WORK INSTRUCTIONS: Every line of the entries below that mentions "icon" is to be copied out.

# # # # #

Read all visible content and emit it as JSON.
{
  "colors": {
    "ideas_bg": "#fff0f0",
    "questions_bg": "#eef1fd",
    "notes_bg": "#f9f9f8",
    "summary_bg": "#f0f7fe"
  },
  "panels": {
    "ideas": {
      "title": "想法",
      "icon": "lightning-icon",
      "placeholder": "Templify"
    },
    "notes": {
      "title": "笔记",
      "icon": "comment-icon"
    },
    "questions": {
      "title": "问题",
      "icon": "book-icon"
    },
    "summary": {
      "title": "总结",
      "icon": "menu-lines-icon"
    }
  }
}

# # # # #

RESULT OF THIS TASK:
      "icon": "lightning-icon",
      "icon": "comment-icon"
      "icon": "book-icon"
      "icon": "menu-lines-icon"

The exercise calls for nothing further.